**WHAT IS EXPECTED**
All that is needed is every line of the listing below that has "JSON".

:: RECORD EXCERPTS ::

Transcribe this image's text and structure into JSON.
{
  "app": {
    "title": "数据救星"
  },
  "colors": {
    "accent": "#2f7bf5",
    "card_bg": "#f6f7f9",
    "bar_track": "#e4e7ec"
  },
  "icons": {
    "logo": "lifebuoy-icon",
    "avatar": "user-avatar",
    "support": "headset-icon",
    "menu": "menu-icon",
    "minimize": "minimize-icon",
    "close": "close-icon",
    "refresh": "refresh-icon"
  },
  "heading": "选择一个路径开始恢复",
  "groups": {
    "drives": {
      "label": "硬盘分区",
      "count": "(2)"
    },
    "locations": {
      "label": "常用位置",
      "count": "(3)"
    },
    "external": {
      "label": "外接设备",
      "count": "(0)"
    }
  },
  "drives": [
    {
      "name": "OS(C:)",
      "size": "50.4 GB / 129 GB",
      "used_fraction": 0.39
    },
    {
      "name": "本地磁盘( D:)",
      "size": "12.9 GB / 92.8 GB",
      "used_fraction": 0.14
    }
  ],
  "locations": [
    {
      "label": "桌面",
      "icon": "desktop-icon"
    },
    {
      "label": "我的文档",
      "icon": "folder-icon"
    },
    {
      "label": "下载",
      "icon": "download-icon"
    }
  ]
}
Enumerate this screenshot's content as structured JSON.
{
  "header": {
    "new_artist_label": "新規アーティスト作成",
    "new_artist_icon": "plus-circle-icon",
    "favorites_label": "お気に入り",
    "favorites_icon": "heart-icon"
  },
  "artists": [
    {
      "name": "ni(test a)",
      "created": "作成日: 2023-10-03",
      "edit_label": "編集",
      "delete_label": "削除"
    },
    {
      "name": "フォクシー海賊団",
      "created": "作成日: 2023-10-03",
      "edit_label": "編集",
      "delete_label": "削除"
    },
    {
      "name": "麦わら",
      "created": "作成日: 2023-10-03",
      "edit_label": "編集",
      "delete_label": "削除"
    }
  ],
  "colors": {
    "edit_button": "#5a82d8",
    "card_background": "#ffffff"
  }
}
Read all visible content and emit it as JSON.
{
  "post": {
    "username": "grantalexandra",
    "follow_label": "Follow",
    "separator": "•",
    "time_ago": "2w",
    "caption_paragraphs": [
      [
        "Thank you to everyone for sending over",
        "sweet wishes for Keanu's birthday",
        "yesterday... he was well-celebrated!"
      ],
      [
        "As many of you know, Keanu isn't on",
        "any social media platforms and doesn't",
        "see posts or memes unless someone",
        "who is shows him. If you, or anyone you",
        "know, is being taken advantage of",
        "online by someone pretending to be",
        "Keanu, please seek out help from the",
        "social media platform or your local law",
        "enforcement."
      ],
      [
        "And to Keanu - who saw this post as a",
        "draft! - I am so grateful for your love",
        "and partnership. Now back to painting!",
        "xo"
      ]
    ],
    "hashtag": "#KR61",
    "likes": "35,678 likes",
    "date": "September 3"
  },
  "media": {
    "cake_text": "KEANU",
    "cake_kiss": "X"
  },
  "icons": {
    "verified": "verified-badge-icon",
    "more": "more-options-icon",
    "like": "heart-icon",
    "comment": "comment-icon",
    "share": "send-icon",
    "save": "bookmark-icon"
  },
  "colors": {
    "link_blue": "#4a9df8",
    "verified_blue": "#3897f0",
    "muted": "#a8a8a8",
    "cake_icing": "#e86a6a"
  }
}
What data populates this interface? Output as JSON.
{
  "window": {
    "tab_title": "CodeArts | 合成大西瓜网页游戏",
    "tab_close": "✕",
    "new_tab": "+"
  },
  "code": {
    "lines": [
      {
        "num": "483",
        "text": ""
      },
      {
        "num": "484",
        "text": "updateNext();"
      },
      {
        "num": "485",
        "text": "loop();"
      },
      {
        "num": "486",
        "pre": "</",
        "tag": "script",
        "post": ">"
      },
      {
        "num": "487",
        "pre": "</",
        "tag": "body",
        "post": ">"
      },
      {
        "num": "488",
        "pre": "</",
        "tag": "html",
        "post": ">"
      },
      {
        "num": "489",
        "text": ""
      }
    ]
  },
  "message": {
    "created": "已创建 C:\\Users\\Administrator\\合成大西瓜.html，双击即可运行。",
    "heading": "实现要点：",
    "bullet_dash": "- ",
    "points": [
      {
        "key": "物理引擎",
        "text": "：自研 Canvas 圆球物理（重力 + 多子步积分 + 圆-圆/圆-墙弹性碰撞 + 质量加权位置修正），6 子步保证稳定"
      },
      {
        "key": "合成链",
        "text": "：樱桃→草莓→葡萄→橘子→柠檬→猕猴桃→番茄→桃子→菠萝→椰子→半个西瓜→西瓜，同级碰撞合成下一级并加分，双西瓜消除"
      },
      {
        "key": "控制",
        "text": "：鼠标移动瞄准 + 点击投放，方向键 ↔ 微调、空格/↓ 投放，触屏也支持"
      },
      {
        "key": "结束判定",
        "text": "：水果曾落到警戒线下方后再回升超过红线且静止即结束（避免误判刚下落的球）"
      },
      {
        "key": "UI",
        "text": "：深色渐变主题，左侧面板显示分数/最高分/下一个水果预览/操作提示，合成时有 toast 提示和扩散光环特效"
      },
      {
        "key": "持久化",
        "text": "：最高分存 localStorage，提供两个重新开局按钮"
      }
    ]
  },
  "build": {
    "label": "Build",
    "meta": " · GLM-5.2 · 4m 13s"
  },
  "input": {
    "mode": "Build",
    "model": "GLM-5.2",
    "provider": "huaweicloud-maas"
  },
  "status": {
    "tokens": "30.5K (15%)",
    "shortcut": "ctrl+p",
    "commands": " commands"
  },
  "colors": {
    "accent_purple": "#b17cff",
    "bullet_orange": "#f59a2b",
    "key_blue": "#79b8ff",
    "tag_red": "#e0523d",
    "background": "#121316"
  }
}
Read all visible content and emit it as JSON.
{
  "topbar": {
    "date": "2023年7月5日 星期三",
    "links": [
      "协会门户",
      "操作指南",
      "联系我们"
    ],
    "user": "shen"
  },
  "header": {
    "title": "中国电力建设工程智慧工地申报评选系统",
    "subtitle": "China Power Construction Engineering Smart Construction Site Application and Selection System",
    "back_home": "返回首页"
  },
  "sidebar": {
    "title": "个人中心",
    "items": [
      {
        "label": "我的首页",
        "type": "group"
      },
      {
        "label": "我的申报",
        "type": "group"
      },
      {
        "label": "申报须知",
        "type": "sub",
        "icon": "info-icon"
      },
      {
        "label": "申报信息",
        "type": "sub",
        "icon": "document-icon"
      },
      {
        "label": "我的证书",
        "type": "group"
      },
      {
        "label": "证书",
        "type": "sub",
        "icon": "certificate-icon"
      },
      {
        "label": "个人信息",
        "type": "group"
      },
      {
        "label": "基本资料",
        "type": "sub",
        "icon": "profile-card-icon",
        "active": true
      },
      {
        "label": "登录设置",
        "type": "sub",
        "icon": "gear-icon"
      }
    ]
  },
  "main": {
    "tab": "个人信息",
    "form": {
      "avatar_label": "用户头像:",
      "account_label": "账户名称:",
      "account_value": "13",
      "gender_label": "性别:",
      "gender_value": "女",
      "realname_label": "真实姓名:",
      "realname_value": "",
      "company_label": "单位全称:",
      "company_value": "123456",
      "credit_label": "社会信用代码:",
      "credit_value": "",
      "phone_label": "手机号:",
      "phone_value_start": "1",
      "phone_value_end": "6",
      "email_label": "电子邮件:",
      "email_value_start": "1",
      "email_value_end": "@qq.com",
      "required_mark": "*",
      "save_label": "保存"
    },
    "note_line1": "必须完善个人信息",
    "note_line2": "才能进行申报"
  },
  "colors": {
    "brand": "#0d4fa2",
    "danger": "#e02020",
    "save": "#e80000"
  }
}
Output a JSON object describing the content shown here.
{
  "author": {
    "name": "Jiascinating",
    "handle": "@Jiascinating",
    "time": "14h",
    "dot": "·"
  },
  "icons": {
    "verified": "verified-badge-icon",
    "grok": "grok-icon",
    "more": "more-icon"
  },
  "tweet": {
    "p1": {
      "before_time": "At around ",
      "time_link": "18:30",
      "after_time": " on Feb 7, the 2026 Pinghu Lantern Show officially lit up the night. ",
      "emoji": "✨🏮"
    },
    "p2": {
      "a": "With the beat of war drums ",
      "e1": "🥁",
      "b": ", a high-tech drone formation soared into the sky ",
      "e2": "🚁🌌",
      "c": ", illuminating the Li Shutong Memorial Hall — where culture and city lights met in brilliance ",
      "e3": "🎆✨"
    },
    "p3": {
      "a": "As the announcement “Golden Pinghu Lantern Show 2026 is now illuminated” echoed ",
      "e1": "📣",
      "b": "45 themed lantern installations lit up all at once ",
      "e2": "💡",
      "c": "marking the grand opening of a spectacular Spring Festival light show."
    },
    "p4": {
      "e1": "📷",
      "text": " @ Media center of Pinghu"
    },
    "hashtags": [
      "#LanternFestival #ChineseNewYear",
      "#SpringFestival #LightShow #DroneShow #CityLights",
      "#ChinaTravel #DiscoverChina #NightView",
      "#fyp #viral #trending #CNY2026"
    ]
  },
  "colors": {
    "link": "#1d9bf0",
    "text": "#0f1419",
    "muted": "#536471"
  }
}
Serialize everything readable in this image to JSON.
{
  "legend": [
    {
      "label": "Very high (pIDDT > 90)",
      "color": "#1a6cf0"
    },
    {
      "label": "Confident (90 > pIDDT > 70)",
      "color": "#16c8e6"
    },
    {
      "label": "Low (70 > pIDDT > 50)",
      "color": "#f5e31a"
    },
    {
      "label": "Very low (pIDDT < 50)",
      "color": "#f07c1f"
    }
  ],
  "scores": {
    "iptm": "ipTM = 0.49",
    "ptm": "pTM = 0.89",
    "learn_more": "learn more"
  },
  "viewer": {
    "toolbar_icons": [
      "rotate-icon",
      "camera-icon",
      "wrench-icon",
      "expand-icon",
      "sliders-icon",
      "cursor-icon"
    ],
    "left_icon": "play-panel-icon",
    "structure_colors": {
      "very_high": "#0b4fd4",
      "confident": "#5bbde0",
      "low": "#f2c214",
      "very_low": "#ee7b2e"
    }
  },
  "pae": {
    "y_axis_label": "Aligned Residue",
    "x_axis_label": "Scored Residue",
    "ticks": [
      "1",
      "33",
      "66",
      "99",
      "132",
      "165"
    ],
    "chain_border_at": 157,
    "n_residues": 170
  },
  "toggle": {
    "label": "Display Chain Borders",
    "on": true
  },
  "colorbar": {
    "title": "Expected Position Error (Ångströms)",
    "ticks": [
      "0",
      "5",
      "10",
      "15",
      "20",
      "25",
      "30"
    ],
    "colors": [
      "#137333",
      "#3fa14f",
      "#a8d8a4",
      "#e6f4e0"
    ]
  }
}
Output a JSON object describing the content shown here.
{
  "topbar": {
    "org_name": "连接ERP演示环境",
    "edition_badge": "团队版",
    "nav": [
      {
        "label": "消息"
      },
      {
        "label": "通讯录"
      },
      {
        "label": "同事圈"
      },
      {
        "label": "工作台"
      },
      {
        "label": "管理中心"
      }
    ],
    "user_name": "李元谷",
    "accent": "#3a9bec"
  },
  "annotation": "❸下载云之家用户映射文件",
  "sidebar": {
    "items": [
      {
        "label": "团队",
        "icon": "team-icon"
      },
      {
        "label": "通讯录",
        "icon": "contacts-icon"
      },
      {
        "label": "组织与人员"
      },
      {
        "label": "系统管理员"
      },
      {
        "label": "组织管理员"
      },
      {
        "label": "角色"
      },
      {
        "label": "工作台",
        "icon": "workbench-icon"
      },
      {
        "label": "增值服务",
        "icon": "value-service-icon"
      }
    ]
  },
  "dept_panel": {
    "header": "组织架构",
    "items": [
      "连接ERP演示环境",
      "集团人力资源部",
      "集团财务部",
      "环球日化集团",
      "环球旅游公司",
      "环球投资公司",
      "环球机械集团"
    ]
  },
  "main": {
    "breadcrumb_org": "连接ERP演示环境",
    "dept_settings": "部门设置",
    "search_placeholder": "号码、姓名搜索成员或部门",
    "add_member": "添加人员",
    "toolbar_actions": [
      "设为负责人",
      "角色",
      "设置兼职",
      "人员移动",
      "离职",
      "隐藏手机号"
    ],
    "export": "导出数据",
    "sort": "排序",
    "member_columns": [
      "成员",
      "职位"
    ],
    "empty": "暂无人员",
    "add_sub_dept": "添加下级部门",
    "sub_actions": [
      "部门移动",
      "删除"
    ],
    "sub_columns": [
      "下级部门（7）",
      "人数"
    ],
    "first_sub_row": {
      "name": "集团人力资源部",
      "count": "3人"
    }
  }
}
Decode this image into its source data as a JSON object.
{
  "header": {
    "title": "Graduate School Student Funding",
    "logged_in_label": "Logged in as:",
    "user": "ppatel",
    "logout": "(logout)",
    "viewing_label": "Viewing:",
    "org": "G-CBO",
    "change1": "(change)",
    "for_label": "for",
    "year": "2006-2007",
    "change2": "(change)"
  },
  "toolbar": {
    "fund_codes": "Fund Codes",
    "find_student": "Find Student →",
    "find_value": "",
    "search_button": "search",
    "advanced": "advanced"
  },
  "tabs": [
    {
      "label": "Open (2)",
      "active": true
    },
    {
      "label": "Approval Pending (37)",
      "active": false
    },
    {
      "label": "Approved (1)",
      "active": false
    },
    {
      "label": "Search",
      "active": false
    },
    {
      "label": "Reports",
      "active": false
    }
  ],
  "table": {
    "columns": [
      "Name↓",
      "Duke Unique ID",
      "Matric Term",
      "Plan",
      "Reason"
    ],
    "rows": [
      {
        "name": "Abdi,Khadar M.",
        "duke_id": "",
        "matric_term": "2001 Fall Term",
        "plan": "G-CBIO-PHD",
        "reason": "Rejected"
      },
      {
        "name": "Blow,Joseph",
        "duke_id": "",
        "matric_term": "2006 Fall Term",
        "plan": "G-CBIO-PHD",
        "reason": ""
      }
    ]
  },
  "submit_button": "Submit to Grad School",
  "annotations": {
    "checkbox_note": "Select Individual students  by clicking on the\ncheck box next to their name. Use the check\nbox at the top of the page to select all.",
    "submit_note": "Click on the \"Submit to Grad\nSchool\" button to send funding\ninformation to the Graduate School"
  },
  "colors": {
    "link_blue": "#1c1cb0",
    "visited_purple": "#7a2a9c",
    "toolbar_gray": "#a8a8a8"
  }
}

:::

**OUTPUT OF THE EXERCISE**
Transcribe this image's text and structure into JSON.
Enumerate this screenshot's content as structured JSON.
Read all visible content and emit it as JSON.
What data populates this interface? Output as JSON.
Read all visible content and emit it as JSON.
Output a JSON object describing the content shown here.
Serialize everything readable in this image to JSON.
Output a JSON object describing the content shown here.
Decode this image into its source data as a JSON object.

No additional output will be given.